Editor’s note: The opinions expressed in this commentary are the author’s alone.
My columns this month feature four minority-owned STEM businesses in the Kansas City metro. The cool thing about each of these businesses? They include at least one (if not more) aspect of the STEM concept — science, technology, engineering, and math.
For the second piece of this the four-part series, I conducted a Q&A-style interview with Clarence Tan, founder of Edcoda, which specializes in gaming in education.
Specialty: To engage students for lifelong learning that is engaging and appealing to today’s generation. Our latest launch, Coda Quest, is an immersive 3-D adventure game that helps students master math in first through eighth grades.
Year founded: 2015
Founder: Clarence Tan
Cool fact: We’re “gamifying learning.” It’s really cool and unique because our core value is to always be learning. So it’s not just Math or English, but every subject and topic conceivable.
When did you fall in love with STEM? I’ve always loved STEM growing up.
Any advice for budding STEM enthusiasts/technologists? My advice for engaging budding STEM students would be to have them build something cool and fun as soon as possible. Then have them learn from the mistakes and grow confidence from small achievements.
Why is pursuing a STEM career or launching a STEM-centric business important for NextGen innovators? Launching a STEM-centric business like Edcoda is important because it adds a unique — and fun — component to education and how today’s students learn. STEM is rooted in almost every single aspect of our everyday lives. Not only is the industry and demand growing, having expertise in STEM exposes students and their communities to amazing opportunities today and in the future.
How has diversity and inclusion played a role in the success of your company? Diversity has helped us look at problems from many different angles and become creative. I believe it comes down to creating a very open and fun culture that is focused on the company’s vision and mission by looking mainly at individuals of character and competency. We found that our team naturally steers towards a diverse palette with this approach.
If you could do it all again, what would you change? I wouldn’t change anything if I could do it over. Every single mistake I’ve made is a stepping stone of learning and experience that helps me build a stronger mental fortitude, as well as make me more knowledgeable. It comes down to knowing that it’s OK to make mistakes, and that it’s a not a sign of failure — though at the time it may feel like it.
2018 goals: Our goal at Edcoda is to impact Kansas City by engaging the underserved communities in education. We want to get students in public, charter, private schools and learning centers alike excited to learn.

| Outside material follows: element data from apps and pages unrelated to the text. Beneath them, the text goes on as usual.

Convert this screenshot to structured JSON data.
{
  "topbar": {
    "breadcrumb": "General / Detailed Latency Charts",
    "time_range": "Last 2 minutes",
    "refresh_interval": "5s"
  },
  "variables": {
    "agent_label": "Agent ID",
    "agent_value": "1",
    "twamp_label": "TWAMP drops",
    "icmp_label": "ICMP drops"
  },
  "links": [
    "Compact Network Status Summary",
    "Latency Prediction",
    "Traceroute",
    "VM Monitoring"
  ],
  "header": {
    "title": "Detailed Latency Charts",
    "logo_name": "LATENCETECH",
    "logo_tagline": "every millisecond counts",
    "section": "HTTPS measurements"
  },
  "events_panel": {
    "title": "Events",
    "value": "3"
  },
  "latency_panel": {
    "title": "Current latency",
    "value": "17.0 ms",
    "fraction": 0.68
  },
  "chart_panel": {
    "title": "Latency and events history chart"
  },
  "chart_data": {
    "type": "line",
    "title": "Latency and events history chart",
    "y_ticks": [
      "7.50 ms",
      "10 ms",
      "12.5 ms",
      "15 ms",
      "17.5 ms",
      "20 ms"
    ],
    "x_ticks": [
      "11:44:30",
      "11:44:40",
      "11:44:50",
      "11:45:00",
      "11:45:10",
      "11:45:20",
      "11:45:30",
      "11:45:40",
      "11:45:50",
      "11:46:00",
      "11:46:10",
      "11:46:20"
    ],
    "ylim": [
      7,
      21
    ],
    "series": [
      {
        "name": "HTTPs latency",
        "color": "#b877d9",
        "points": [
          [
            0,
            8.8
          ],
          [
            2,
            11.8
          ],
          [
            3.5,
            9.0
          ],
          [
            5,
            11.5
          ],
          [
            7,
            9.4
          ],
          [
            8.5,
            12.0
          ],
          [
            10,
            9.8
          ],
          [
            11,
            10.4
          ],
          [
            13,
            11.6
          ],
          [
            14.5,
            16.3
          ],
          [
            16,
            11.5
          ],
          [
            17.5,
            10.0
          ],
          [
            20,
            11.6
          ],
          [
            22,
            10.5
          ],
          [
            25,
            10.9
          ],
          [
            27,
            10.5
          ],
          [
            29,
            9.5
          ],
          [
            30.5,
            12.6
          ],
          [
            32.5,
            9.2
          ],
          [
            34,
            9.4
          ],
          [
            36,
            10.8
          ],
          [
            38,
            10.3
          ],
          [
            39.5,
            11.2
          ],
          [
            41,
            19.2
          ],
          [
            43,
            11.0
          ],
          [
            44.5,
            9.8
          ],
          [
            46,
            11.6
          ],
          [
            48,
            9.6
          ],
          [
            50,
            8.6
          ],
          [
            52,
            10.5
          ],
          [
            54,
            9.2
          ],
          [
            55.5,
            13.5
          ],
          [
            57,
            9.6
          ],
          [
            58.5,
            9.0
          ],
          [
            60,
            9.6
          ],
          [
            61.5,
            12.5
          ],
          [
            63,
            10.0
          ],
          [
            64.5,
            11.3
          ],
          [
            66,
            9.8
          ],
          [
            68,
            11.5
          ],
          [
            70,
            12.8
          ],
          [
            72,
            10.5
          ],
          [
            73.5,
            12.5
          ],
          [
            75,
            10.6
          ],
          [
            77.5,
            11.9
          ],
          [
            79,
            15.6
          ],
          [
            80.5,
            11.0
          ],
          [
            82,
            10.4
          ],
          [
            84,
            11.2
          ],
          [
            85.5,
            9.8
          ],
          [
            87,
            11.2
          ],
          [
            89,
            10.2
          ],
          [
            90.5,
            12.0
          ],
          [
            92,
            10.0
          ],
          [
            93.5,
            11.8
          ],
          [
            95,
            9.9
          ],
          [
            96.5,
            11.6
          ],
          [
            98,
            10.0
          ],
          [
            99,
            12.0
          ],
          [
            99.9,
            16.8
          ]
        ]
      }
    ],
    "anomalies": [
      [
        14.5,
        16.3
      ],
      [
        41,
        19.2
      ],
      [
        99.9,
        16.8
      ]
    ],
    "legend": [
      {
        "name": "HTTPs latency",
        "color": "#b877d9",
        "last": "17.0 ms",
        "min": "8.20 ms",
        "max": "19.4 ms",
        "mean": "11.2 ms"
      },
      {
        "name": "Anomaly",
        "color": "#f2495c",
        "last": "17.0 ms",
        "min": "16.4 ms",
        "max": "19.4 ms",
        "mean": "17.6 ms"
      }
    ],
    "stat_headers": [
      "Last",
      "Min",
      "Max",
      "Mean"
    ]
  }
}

We also see a huge need to impact these communities by bringing on future team members that understand their unique role to solve these challenges. We currently have 7 team members.
At Edcoda, we believe that every kid is designed for greatness in their own unique way. It is our vision to help them realize their potential. Today’s world is filled with technology. So it is our mission to provide the technological tools to help them be the best they can be. Learning should be fun and we’re applying that to everything we do and every organization we work with.
Next week, the third part of my four-part series will feature Kia McClain, director of growth marketing at The Laya Center.
April Boyd-Noronha is the STEM parent advocate, diversity thought lecturer and author behind Lee’s Summit-based The STEM Broker, a boutique training and consulting firm focused on empowering girls, women, and minorities to succeed and advance in STEM careers. Email her at firstname.lastname@example.org or connect on twitter at @thestembroker